(Data about app and page elements)
****

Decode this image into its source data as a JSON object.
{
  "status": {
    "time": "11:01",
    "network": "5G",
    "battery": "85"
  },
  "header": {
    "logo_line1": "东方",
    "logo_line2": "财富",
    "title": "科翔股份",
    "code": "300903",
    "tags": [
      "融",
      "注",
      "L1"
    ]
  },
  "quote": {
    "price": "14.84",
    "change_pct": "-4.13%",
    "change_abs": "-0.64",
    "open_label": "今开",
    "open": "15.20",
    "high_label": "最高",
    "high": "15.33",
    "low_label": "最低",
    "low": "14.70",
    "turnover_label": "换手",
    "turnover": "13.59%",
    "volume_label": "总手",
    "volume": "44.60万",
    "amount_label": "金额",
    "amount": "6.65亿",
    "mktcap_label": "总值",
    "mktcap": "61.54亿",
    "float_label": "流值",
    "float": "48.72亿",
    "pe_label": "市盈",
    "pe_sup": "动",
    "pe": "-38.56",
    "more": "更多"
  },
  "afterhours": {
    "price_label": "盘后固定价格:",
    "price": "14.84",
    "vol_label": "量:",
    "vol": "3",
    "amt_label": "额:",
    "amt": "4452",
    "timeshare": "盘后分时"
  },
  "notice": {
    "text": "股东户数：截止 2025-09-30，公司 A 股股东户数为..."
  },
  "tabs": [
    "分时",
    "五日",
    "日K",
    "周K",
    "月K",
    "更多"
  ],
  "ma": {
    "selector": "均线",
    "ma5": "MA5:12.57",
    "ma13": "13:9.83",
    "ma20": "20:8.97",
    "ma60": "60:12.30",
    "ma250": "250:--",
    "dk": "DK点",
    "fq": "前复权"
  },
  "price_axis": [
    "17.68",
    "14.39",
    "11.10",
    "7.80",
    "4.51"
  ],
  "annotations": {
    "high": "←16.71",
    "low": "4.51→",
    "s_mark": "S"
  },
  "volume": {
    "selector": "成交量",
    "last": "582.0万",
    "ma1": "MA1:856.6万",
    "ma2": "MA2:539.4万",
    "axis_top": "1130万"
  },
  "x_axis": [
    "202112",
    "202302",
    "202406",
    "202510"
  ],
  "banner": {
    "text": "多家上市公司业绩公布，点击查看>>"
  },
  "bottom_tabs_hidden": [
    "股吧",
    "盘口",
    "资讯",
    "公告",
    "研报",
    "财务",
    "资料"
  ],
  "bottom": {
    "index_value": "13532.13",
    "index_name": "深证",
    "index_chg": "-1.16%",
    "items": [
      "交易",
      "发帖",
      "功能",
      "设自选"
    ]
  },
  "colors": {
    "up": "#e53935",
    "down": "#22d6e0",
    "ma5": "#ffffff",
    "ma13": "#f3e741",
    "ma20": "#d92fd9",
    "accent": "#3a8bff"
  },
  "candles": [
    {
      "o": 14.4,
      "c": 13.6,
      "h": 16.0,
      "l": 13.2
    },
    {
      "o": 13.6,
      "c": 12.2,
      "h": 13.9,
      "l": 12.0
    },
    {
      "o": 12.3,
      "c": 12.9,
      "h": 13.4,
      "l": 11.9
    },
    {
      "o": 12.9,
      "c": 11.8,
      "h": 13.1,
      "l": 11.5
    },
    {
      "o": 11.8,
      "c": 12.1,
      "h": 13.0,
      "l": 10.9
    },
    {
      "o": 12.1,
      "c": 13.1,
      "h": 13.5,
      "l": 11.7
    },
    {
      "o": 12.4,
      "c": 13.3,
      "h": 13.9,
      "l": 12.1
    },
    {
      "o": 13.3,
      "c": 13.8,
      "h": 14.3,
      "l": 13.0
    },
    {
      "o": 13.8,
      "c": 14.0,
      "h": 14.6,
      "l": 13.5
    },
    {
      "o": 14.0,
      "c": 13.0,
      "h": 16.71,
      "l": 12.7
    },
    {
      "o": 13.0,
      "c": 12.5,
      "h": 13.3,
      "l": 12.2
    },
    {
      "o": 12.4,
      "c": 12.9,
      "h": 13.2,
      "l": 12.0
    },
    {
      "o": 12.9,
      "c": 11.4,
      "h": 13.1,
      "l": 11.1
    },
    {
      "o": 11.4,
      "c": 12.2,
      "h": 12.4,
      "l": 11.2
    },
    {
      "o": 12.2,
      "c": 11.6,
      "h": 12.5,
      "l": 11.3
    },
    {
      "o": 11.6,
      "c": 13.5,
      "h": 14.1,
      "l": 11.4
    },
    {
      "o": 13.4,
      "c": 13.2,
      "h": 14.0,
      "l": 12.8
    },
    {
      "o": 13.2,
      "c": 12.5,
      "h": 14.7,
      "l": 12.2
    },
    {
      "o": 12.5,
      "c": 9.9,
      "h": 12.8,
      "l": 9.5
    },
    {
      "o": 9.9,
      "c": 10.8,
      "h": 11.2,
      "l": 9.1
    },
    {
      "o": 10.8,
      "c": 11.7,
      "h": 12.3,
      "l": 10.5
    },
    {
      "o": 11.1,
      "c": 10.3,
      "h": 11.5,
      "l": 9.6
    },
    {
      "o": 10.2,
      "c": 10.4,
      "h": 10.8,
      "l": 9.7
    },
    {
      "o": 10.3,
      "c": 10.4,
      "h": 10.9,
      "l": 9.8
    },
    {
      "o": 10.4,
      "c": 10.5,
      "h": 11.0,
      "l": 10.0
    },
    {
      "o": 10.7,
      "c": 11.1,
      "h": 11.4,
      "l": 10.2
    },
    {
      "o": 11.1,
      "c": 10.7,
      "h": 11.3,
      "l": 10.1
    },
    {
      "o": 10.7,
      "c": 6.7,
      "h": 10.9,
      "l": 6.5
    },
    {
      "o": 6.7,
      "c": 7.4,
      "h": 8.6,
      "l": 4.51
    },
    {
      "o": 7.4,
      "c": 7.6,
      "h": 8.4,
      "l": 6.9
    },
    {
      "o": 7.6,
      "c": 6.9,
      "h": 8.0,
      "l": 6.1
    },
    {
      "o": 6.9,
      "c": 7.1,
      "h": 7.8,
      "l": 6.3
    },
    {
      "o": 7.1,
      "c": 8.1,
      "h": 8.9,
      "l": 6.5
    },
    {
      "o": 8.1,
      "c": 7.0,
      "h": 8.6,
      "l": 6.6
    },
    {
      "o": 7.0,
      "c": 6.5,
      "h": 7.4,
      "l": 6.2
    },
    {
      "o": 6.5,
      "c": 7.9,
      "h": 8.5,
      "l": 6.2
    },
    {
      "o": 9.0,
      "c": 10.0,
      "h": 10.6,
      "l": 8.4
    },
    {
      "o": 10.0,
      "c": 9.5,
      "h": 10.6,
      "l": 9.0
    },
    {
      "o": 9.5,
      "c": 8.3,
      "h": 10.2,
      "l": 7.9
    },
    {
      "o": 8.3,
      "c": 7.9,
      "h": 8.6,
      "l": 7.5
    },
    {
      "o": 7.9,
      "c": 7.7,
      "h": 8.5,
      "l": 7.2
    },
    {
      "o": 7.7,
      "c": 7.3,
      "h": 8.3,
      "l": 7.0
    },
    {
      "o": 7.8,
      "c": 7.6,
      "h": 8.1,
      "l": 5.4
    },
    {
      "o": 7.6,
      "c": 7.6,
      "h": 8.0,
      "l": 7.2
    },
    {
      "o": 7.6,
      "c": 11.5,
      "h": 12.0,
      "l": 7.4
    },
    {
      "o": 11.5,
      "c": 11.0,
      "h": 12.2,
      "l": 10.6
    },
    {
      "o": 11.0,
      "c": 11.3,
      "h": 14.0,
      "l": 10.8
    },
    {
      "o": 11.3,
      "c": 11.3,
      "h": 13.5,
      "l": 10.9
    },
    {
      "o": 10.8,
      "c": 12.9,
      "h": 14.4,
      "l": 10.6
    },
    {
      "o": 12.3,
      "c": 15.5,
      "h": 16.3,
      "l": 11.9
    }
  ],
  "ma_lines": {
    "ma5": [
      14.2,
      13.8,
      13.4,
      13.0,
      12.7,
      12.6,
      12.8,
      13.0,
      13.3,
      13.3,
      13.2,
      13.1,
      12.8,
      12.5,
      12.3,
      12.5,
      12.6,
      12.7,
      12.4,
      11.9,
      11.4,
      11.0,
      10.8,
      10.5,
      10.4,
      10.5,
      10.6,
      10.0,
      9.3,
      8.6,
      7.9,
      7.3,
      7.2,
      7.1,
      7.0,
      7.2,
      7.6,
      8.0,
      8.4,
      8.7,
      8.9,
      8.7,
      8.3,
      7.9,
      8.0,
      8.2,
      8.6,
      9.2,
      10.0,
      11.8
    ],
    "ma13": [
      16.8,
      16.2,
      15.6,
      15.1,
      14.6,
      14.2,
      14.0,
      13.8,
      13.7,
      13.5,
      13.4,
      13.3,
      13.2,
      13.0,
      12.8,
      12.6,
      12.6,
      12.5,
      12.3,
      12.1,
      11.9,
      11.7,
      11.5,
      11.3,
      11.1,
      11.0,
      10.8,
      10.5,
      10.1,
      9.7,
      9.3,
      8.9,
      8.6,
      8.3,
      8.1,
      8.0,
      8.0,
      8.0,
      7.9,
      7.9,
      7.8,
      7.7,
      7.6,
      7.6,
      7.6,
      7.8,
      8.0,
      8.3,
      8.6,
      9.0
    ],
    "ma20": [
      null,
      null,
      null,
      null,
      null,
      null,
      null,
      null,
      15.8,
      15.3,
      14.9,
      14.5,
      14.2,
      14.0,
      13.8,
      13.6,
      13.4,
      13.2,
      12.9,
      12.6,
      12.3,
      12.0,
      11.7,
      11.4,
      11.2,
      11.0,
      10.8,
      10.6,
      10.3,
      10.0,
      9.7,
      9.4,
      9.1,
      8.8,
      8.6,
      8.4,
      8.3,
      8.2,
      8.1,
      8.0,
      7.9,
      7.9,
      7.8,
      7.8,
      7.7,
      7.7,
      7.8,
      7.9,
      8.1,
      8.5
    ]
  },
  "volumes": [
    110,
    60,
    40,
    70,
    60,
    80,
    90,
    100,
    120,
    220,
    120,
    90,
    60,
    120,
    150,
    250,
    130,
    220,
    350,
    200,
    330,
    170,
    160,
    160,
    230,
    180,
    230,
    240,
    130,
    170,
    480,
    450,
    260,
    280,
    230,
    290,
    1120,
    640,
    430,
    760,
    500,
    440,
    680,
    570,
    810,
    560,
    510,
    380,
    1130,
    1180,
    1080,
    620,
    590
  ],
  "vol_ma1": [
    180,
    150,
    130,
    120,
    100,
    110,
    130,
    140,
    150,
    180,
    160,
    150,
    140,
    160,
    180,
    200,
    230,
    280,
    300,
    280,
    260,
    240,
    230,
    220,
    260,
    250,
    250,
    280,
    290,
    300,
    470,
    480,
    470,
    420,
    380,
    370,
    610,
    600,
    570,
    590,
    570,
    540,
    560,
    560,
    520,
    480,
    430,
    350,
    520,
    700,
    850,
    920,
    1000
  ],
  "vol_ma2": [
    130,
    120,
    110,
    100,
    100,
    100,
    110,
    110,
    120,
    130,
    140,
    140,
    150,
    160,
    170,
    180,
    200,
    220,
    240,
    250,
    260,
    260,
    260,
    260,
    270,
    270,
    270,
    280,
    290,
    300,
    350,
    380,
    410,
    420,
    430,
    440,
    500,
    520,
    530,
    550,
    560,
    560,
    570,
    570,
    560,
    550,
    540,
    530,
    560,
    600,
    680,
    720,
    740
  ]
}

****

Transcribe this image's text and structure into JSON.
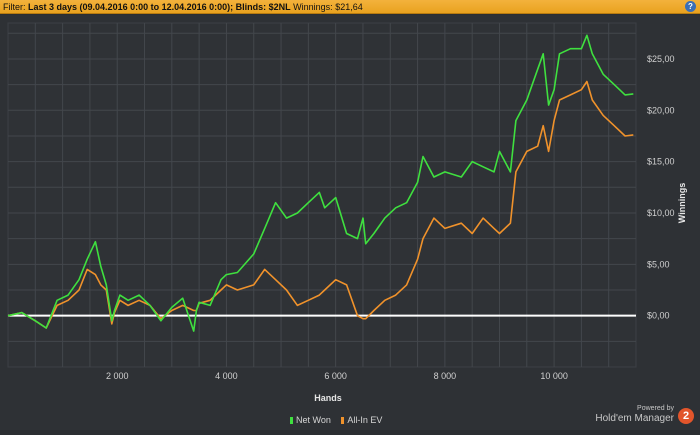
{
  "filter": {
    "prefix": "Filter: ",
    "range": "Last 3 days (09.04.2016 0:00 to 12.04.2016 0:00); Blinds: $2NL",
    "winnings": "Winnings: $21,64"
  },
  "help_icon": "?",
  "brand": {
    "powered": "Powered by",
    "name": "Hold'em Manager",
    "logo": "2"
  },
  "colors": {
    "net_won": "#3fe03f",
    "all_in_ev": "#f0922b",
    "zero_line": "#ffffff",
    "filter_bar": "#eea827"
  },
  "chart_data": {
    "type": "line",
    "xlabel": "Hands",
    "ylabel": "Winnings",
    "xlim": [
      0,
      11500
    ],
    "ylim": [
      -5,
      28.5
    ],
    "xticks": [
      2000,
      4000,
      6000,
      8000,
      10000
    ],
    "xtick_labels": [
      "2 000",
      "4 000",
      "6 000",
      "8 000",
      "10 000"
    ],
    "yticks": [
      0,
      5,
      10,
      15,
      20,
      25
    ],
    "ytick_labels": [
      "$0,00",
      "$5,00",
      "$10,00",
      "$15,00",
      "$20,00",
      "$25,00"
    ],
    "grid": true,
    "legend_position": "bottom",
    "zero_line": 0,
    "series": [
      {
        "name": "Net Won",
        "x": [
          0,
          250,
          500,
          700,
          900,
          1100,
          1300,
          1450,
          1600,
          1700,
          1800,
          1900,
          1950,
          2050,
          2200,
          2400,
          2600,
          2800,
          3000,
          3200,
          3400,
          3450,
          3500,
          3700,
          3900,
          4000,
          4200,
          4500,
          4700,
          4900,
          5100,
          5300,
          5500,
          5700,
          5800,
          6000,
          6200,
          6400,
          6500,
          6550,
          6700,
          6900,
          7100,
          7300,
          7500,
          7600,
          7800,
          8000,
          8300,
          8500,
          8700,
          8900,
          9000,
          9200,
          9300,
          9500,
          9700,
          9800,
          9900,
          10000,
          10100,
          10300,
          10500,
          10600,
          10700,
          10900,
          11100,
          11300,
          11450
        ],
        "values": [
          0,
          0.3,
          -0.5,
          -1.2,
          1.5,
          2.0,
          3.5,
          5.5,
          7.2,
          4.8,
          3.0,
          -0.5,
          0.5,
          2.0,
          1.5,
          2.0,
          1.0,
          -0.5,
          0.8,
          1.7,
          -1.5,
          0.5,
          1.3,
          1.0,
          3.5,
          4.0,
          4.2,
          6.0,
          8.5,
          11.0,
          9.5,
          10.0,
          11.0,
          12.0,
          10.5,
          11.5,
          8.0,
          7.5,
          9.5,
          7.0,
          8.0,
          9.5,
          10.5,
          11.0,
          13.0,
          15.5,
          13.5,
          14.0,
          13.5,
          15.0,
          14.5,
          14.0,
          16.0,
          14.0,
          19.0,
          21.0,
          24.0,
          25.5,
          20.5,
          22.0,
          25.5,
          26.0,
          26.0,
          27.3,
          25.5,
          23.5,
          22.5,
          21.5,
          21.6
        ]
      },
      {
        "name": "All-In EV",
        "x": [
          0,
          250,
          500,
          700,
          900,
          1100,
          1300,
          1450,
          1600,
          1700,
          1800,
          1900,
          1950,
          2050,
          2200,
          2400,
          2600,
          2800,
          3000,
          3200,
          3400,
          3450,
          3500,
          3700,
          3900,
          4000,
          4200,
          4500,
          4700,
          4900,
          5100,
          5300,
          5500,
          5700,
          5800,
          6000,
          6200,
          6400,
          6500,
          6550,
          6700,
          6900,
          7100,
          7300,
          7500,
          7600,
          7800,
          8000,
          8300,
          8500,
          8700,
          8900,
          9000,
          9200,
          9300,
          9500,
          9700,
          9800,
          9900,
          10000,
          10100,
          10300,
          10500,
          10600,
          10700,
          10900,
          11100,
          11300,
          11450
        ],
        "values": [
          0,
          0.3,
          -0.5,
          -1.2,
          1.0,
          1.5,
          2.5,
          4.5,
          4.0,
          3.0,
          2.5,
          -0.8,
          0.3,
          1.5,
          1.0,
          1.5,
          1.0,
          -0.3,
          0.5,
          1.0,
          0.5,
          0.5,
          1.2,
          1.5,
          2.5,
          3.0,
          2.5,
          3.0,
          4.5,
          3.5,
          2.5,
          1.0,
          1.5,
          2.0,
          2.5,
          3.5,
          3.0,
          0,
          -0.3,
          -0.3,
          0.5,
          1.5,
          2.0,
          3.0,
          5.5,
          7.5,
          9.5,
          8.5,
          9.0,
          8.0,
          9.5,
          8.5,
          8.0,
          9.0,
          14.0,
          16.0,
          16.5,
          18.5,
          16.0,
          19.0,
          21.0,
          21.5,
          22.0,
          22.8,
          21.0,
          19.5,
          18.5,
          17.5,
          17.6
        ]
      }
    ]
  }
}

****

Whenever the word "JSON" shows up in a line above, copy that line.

_Answer for the task_:
Decode this image into its source data as a JSON object.
Transcribe this image's text and structure into JSON.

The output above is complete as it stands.